TASK TO COMPLETE: Each line from the one containing "Read all visible content and emit it as JSON." to the end of the entries is to be repeated exactly, and no other line.

Element data from apps and pages:
Segment Open

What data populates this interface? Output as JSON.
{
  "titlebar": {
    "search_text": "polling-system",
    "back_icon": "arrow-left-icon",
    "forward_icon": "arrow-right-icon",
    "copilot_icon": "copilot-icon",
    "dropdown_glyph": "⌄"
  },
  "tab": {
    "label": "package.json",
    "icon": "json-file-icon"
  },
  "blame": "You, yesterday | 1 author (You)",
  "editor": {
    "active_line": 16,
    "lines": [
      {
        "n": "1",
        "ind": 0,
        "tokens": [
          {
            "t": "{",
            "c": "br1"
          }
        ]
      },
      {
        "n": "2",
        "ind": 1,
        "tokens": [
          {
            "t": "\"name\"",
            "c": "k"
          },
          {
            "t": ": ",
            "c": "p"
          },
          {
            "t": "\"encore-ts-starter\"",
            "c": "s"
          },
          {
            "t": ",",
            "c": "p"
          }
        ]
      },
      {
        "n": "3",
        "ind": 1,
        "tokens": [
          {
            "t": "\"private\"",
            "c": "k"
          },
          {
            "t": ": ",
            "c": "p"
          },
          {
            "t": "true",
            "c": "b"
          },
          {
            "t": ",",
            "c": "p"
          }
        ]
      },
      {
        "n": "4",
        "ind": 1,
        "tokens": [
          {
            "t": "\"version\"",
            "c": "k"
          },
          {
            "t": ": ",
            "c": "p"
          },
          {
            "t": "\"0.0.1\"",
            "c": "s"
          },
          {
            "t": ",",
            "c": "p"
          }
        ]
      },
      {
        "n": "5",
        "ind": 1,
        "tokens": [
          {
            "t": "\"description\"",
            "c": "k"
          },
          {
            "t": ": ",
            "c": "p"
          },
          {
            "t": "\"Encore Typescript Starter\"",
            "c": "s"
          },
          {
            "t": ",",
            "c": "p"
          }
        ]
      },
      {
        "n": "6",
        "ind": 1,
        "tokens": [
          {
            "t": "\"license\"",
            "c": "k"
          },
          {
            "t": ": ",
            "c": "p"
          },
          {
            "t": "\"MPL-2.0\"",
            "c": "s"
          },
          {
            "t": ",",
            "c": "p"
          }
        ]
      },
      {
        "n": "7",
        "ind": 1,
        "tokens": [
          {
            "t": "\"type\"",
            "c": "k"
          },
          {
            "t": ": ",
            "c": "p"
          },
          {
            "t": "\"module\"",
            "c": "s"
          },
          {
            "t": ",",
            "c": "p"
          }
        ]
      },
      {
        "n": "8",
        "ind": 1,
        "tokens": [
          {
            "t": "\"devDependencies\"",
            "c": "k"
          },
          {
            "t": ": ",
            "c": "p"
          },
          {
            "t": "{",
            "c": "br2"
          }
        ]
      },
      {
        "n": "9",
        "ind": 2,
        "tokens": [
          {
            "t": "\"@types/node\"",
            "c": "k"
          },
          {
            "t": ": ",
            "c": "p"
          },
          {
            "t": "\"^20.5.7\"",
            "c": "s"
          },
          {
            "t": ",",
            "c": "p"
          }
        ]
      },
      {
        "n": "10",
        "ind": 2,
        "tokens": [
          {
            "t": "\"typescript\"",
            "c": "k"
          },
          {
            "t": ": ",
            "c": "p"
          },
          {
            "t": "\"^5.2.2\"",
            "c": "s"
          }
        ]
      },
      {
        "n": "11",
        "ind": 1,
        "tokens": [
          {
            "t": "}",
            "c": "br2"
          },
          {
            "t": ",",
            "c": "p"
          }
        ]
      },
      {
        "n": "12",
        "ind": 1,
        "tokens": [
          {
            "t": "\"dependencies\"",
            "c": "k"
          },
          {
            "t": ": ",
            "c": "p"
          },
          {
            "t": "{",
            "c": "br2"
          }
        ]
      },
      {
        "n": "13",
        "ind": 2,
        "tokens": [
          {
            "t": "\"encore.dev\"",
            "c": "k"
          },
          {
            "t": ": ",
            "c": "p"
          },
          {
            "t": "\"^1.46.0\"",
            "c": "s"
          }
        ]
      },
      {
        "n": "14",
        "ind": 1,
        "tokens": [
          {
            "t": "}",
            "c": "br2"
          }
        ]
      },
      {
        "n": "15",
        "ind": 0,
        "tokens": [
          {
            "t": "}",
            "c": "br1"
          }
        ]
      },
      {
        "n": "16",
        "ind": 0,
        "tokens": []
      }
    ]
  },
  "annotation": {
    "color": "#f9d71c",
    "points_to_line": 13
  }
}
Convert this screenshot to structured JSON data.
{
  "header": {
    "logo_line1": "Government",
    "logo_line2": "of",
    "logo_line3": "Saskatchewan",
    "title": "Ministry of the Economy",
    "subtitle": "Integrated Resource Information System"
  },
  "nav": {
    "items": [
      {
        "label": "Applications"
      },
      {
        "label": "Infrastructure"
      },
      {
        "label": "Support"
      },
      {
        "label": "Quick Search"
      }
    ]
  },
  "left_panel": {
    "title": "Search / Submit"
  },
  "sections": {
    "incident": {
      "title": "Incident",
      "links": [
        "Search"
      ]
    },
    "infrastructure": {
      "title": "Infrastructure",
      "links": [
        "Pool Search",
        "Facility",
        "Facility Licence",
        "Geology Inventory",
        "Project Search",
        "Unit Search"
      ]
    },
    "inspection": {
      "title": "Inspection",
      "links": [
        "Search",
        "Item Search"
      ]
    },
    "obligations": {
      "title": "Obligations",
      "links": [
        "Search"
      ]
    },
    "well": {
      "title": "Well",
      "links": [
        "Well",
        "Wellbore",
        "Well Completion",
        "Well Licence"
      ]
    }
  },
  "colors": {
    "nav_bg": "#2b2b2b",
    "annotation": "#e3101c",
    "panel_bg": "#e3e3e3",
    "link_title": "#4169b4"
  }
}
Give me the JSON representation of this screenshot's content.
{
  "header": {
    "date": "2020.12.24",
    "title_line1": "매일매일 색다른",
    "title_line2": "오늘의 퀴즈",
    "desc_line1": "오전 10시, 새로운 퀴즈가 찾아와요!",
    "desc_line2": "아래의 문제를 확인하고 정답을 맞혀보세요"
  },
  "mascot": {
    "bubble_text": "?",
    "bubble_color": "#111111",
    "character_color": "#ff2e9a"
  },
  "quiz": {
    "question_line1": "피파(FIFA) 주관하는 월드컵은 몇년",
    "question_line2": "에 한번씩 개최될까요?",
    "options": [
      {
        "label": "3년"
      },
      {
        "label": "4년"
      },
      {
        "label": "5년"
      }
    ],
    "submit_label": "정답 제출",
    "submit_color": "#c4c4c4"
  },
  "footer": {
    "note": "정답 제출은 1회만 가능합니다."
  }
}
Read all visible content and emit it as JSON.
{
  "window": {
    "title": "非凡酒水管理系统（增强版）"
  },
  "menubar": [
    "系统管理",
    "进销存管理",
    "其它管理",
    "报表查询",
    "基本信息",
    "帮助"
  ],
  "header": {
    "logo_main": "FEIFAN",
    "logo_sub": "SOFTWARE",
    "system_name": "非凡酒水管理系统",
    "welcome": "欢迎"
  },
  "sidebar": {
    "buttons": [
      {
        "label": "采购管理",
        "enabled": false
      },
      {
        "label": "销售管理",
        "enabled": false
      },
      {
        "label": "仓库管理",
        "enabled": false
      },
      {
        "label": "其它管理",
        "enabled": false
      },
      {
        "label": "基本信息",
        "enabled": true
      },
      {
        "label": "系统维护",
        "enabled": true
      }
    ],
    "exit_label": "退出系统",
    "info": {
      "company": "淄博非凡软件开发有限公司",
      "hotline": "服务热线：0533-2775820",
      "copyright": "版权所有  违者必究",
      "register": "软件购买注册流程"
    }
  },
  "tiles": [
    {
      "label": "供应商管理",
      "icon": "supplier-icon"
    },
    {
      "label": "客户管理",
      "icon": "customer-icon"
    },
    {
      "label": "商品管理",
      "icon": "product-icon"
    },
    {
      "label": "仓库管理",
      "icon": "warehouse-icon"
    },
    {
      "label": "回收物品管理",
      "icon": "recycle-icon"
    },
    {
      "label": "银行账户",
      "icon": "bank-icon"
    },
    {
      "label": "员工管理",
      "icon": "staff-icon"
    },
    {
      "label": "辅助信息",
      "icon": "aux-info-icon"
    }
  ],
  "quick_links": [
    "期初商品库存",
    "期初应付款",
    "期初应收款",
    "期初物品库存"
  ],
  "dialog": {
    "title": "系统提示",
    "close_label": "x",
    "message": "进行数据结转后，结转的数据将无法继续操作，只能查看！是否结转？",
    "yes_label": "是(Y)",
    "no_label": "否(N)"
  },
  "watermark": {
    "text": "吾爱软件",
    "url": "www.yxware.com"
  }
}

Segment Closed

RESULT BELOW:
Read all visible content and emit it as JSON.
{
  "window": {
    "title": "非凡酒水管理系统（增强版）"
  },
  "menubar": [
    "系统管理",
    "进销存管理",
    "其它管理",
    "报表查询",
    "基本信息",
    "帮助"
  ],
  "header": {
    "logo_main": "FEIFAN",
    "logo_sub": "SOFTWARE",
    "system_name": "非凡酒水管理系统",
    "welcome": "欢迎"
  },
  "sidebar": {
    "buttons": [
      {
        "label": "采购管理",
        "enabled": false
      },
      {
        "label": "销售管理",
        "enabled": false
      },
      {
        "label": "仓库管理",
        "enabled": false
      },
      {
        "label": "其它管理",
        "enabled": false
      },
      {
        "label": "基本信息",
        "enabled": true
      },
      {
        "label": "系统维护",
        "enabled": true
      }
    ],
    "exit_label": "退出系统",
    "info": {
      "company": "淄博非凡软件开发有限公司",
      "hotline": "服务热线：0533-2775820",
      "copyright": "版权所有  违者必究",
      "register": "软件购买注册流程"
    }
  },
  "tiles": [
    {
      "label": "供应商管理",
      "icon": "supplier-icon"
    },
    {
      "label": "客户管理",
      "icon": "customer-icon"
    },
    {
      "label": "商品管理",
      "icon": "product-icon"
    },
    {
      "label": "仓库管理",
      "icon": "warehouse-icon"
    },
    {
      "label": "回收物品管理",
      "icon": "recycle-icon"
    },
    {
      "label": "银行账户",
      "icon": "bank-icon"
    },
    {
      "label": "员工管理",
      "icon": "staff-icon"
    },
    {
      "label": "辅助信息",
      "icon": "aux-info-icon"
    }
  ],
  "quick_links": [
    "期初商品库存",
    "期初应付款",
    "期初应收款",
    "期初物品库存"
  ],
  "dialog": {
    "title": "系统提示",
    "close_label": "x",
    "message": "进行数据结转后，结转的数据将无法继续操作，只能查看！是否结转？",
    "yes_label": "是(Y)",
    "no_label": "否(N)"
  },
  "watermark": {
    "text": "吾爱软件",
    "url": "www.yxware.com"
  }
}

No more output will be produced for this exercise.